Biddies & Baptists
I ventured these hesitations about the author-biddy exchange, probably sounding like a moralistic biddy myself, and my friends challenged me right back. What about “You brood of vipers”? What about “whitewashed sepulchers”? Don’t Jesus and the Baptist give us clear examples of speaking out in chastening anger, without minced words?
I had to think about this. What I concluded was that it was the biddy, not the author, who was John the Baptist. She saw what she thought was gross immorality propounded in the author’s works, and took it on herself to challenge him directly. He, in contrast, had no desire to improve her taste in literature, but only to enjoy insulting her.
Maybe she was a literary philistine, maybe she was a priss, but the outline of her action is surely permissible. The biblical examples show that we may rebuke another person, in gentle or stinging words as the person’s intransigence requires, as long as our goal is his soul’s health. In fact, the example we have in Matthew 18 is of giving an initial rebuke in private, so that the person has a chance to consider it without the added thrill of public humiliation. The lady wrote the author privately and stated her concerns; she is not the one who released the entire exchange to the public.

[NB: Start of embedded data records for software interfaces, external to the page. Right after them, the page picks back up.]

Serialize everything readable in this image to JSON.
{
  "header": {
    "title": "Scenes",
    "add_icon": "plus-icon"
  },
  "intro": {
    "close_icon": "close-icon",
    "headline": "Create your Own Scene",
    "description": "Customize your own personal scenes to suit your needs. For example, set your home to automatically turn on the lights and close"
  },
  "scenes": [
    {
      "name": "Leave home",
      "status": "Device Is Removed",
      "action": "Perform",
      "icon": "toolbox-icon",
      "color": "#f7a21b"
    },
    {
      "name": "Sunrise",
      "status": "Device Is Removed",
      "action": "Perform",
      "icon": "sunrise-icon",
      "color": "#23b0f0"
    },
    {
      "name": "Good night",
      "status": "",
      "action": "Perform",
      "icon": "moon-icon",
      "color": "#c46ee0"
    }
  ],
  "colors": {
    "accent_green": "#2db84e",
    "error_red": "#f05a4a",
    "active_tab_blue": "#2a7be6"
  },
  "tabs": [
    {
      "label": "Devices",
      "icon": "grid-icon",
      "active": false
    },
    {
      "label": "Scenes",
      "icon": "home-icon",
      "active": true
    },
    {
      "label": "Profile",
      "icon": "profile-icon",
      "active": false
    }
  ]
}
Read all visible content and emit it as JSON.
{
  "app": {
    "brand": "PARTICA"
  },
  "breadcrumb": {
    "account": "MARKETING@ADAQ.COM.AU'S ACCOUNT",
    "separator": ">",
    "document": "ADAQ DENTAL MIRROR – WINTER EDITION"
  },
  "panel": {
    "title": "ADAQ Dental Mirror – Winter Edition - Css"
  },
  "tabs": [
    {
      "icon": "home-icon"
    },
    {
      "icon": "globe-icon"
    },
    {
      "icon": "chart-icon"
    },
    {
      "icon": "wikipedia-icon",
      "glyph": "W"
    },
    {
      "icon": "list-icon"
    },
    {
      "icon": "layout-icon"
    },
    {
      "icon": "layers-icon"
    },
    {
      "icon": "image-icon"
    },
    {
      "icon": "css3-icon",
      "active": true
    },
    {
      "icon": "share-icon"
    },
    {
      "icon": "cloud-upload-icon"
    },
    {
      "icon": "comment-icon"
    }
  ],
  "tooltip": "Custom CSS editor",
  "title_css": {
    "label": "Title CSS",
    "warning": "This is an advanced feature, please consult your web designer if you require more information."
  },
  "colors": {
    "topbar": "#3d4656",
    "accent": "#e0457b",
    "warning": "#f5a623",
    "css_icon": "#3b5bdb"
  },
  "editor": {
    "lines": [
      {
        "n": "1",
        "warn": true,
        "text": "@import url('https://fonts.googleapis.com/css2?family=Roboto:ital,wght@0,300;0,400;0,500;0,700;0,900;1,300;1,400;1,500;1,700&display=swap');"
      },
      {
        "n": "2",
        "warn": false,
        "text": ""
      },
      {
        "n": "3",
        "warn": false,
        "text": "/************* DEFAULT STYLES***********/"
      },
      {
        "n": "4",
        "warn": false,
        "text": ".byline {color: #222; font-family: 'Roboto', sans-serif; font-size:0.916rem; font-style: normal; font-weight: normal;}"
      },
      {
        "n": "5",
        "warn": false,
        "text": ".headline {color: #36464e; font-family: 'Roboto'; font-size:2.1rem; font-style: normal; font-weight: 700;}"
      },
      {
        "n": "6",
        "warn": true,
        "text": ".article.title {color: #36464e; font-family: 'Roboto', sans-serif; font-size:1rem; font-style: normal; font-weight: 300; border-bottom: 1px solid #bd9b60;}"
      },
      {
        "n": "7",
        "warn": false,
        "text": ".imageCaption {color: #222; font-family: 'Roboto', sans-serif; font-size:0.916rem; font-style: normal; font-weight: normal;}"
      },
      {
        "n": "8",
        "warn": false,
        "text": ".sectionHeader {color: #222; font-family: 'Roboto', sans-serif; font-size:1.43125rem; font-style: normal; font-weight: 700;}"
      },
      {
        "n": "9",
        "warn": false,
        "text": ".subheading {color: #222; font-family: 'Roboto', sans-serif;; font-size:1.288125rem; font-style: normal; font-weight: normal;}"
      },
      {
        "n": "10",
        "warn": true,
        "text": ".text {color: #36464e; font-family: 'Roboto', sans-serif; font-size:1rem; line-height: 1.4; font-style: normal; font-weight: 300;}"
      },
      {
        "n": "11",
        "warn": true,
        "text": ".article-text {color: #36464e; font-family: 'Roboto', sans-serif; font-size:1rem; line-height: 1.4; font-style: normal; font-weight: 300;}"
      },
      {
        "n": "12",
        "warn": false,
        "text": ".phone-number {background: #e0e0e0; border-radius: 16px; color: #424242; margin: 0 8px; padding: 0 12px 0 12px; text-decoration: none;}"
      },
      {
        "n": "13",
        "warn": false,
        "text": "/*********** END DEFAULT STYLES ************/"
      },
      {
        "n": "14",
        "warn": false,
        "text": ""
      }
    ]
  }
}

We’re unlikely to write such a letter today, even to an author we think is egregious in his literary perversity. We see the obvious futility of rebuking someone who has overstepped moral boundaries, and we know that any attempt to do so would only fill our target with glee and allow him to posture as a misunderstood, even oppressed, rebel. But rebuking, in itself, never goes out of style. It’s just that, instead of “panderer!”, people are more likely to yell “homophobe!” or “racist!” There’s nothing wrong with a well-placed rebuke. The guidelines, it seems, are that it be directed toward the individual’s soul-health, and that it be initially attempted directly and in private.
The lady, right or wrong, intended her message to lead the author to insights that would improve his life. The author, however, did not appear to have any such positive intentions for the lady. He was just having fun parading his literary gifts at her expense. And my friends ask, What’s wrong with that? Can’t we have fun? Wouldn’t ruling out this kind of response mean giving up humor writing and satire?
But humor doesn’t have to hurt. You can poke fun at people, even satirize and parody them, without adding the unmistakable element that takes delight in kicking another person down. What a Christian must not do is present raw ridicule—humor primarily designed to scratch our itch to hurt another person. We use wit to defeat, employ cleverness to demolish, and bask in showers of applause after partnering with murder. The outraged, and perhaps sputtering and inarticulate, target rightly recognizes that your wish for him is destruction. No wonder is it, then, when he responds in kind.
Sarcasm just breeds more of the same—self-defending sarcasm, bitterness and retaliation. But good humor, even satire, protects the target’s dignity and invites him to laugh along. Well-done humor stimulates reflection and reconsideration. The best-honed humor, deft and well-targeted, can nudge a change in the course of the world.
Frederica Mathewes-Green is a columnist for Beliefnet.com and a contributor to the Christian Millennial History Project multi-volume series. Her books include At the Corner of East and Now (Putnam), The Illumined Heart (Paraclete Press), and The Open Door: Entering the Sanctuary of Icons and Prayer (Paraclete Press). She lives in Linthicum, Maryland, with her husband Fr. Gregory, pastor of Holy Cross Orthodox Church. They have three children and three grandchildren.